But what does that term mean?
It’s pretty simple. Retail investors are you and me. A retail investor is a non-professional investor who buys and sells securities through brokerage firms or savings accounts like a 401(k). They are regular people who are involved in the market on some level.
And there are a lot of us. In fact, over half of Americans, either personally or jointly with a spouse, report that they own at least one share of stock directly or through investment vehicles, like a self-directed 401(k) or IRA, according to the Securities and Exchange Commission (SEC).
Those are the retail investors of the world.
As a rule, retail investors are different from institutional investors, which are people or entities that trade securities in large enough quantities that they qualify for preferential treatment and lower fees.
Institutional investors are big—think mutual funds, pensions, or university endowments. In addition to more buying power, they have the primary goal of delivering returns to their investors.
Retail investors, however, are usually driven by personal goals, including planning for retirement, saving for their children’s education, or financing a large purchase such as a home.
Retail investors also typically trade in much smaller amounts than institutional investors. Because of that, retail investors typically have to pay higher fees on trades, in addition to marketing, commission, and other related fees. But, the retail investor is not alone; the SEC considers retail investors “unsophisticated” investors by definition, and as such they are afforded certain protections and barred from making certain risky, complex investments.

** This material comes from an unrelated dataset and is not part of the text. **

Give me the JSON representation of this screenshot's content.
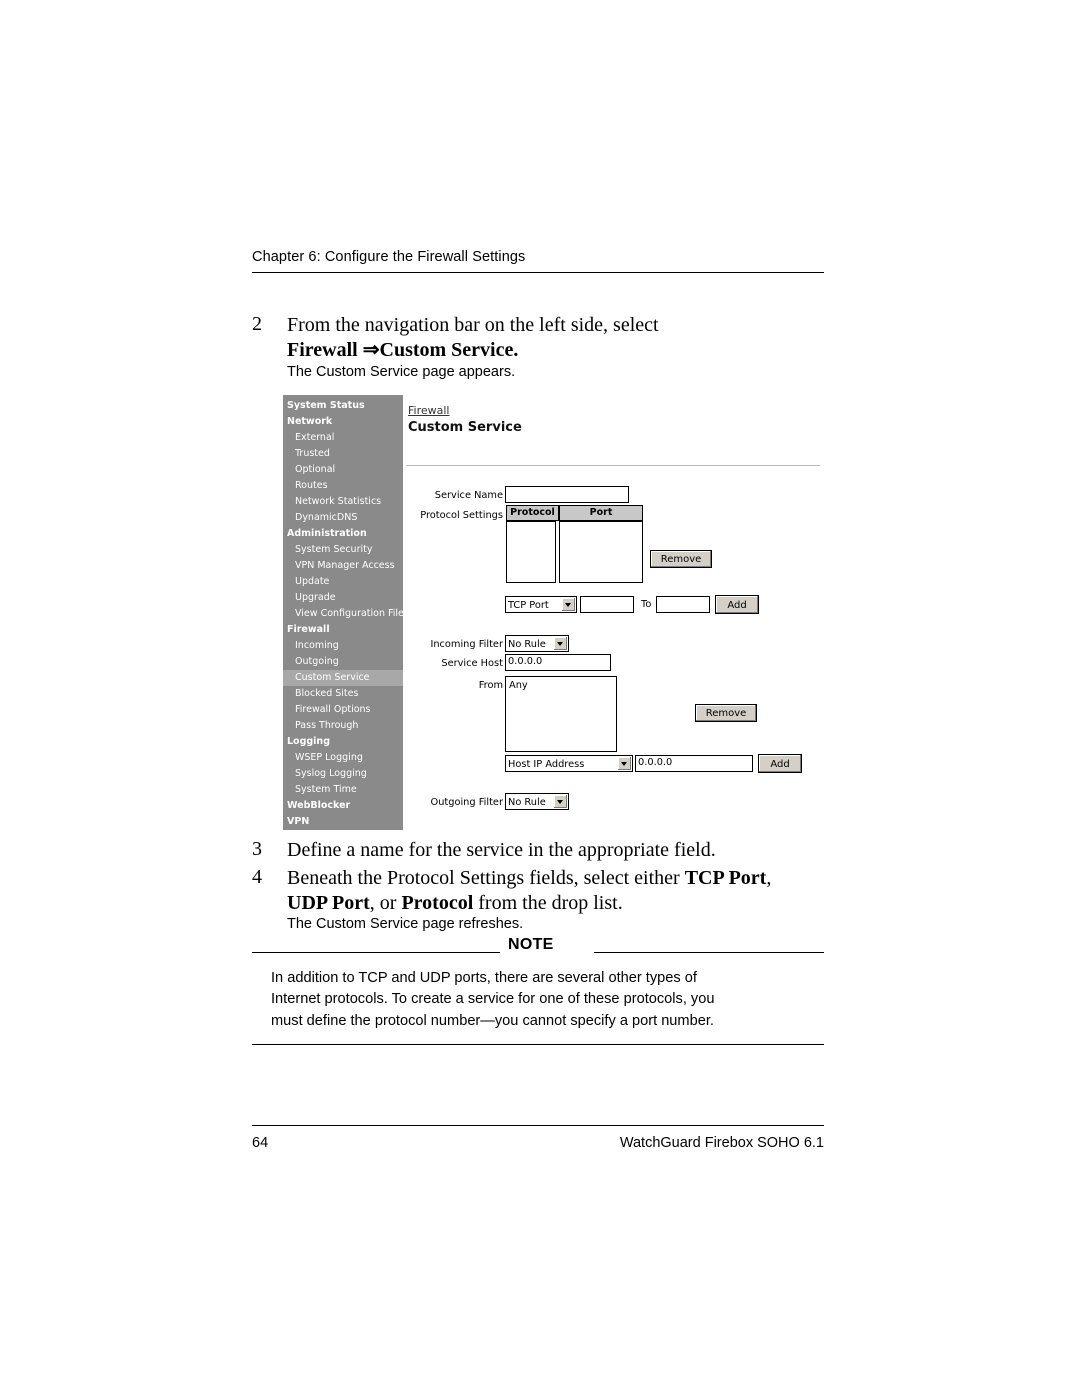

For instance, most retail investors are not legally allowed to invest in risky vehicles such as hedge funds. You need to be accredited for that, and bring a sizeable minimum investment (often in the millions) to the table.
Retail investing can happen in a few different ways: directly by the investor (such as via your broker’s website), through a retail broker (who acts at the direction of these individuals), through a managed account (whereby the account manager makes the buy and sell decisions for the individual), and through an investment clubs (groups of people who pool their money to invest).
Among these, there is no one accepted way to invest that is considered the “best,” but in order to win as a retail investor it’s important to build up an investment strategy that reflects not only your financial goals but your place in the hierarchy of the investing world.
Because, as a retail investor, you are the little guy on the team. Instead of using a similar strategy to large institutional investors, like mutual funds, it’s important to play to your strengths and advantages.
Take your time: Retail investors don’t have to be in a rush to buy and sell, like larger investors that often feel a push as the steward of the investments of many. With that in mind, retail investors should take the time to make sure any move is the right one before they cut any losses or decide to sell high.
Do your research: Retail investors do not have the advantage of the institutional knowledge that that larger investors do, nor do they have multiple sets of eyes on their investments at any given moment. So, retail investors should research their investments as thoroughly as possible before investing using multiple resources, which may or may not mean engaging a financial advisor. Retail investors should also consistently keep a close eye on their portfolio.
3. Look for quality in your investments: With less buying power than the big guys, retail investors should also focus on quality over quantity. Regardless of their specific strategy, they should consistently seek stocks that have the potential to grow
4. Concentrate in winning sectors: Again, with less buying power, retail investors should weigh concentration with diversification. Diversifying a portfolio offers certain benefits, like protecting against volatility. But, it can also limit gains. Concentrating resources on well-chosen and carefully monitored stocks can help the retail investor win big.
5. Don’t ignore your own personal interests. Whether a retail investor has a hobby interest in new technology advances, feels committed to sustainability initiatives, or follows the big stock market players closely, putting at least some investments in the sphere where their interests are is a good rule. If nothing else, you’ll likely know more about these markets anyway and have a built-in excuse to research them deeply and keep up with new developments that might impact your investments.